But while the Phoenix case may cause the most jaw-dropping, with its undisguised preference for a woman’s death over an abortion, there are other recent instances that similarly suggest an upsurge of blatant woman-hating in the antiabortion world. Take the notorious Utah law passed earlier this year in response to the deeply sad case of a pregnant teenager who paid a stranger to beat her in the hope of inducing a miscarriage. (In spite of the severe beating that occurred, the pregnancy resulted in a live birth). Outraged that the male in question received a jail sentence but that there was no legal mechanism with which to charge the teen, a Utah legislator pushed through legislation that criminalizes the seeking of an illegal abortion, and which many observers believe has the practical effect of making all miscarriages in the state theoretically suspect. Had this law been in effect at the time of the incident described above, and had the fetus not survived, the desperate young woman could have received fifteen years to life. As the untroubled sponsor of the bill told a reporter, the young woman “has to face the consequences of her barbaric actions.” No one stopped to ask under what conditions she had gotten pregnant nor why she took such drastic measures.
Then there are the mandatory ultrasound laws. These are occurring in a number of state legislatures, but nowhere to date with such viciousness as the one recently passed in Oklahoma. There the new law stipulates that one hour before her abortion, the patient must receive an ultrasound, with the monitor positioned so that she can see it, and the doctor must point to and describe the heart, limbs and organs of the fetus. There are no exceptions for victims of rape or incest.
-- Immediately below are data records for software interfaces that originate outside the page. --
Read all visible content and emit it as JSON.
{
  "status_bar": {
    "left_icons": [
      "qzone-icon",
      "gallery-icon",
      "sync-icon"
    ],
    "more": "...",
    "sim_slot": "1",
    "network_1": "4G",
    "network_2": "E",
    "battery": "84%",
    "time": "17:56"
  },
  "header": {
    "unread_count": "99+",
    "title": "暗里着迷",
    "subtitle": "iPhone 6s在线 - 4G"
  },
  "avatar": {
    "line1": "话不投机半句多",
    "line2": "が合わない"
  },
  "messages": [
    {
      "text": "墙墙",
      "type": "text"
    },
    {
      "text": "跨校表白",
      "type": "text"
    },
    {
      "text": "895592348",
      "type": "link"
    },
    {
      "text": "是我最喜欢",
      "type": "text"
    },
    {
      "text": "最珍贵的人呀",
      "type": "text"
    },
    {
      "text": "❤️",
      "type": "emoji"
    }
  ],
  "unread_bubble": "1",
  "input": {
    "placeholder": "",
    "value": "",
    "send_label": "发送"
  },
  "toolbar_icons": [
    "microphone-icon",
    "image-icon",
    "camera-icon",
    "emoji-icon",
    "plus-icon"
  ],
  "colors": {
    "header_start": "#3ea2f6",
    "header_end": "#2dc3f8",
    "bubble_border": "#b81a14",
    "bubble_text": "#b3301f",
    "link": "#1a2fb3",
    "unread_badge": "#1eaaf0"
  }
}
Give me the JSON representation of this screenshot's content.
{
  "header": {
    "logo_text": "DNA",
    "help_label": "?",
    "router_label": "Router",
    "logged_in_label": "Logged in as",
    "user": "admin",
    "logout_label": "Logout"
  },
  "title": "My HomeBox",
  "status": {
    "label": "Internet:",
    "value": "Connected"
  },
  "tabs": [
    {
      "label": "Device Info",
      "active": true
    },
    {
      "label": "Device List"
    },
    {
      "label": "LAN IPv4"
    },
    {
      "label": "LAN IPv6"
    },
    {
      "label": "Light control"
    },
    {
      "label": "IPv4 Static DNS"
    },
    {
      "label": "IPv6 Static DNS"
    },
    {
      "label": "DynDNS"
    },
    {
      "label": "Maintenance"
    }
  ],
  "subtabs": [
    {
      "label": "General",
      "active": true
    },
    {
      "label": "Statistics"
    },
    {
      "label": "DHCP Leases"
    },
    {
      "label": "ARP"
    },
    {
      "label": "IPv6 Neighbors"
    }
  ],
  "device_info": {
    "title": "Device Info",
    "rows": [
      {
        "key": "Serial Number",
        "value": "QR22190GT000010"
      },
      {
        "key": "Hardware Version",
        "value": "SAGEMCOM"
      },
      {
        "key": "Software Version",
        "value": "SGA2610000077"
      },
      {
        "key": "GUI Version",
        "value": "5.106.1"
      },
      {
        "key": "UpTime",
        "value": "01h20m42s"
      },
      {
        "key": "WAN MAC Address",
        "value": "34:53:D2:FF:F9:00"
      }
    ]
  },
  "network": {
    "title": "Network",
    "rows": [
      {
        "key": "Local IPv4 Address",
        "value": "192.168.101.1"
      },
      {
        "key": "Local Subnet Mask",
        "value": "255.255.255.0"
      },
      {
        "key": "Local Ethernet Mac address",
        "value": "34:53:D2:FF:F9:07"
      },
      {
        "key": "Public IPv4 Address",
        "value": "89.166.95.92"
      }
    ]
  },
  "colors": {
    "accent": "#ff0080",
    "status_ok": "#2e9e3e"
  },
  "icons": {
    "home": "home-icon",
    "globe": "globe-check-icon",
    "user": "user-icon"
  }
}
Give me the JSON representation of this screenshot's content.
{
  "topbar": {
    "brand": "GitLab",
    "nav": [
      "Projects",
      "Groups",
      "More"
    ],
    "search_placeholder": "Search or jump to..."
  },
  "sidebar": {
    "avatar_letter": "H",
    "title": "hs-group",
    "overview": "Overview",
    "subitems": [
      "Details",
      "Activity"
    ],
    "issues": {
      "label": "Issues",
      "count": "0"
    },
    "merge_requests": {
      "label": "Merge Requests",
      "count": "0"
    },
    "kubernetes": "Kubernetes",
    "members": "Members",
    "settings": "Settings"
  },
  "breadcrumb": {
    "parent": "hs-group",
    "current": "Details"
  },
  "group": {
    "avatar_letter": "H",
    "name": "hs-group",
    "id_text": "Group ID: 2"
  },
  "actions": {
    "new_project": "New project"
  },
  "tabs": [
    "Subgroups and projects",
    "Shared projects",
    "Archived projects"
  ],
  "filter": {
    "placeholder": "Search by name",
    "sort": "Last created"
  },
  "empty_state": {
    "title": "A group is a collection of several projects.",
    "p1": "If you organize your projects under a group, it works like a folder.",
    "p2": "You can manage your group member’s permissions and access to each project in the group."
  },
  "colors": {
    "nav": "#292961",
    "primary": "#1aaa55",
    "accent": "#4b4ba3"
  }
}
The current Supreme Court has also shown an unprecedented and disturbing hostility to women with respect to abortion. In its most recent decision on the subject, the 2007 Gonzales v Carhart case which upheld a ban on a certain abortion technique (intact dilation and extraction, or so-called “partial birth abortion”), the Court, shockingly, for the first time upheld an abortion restriction which did not allow any exception for a woman’s health.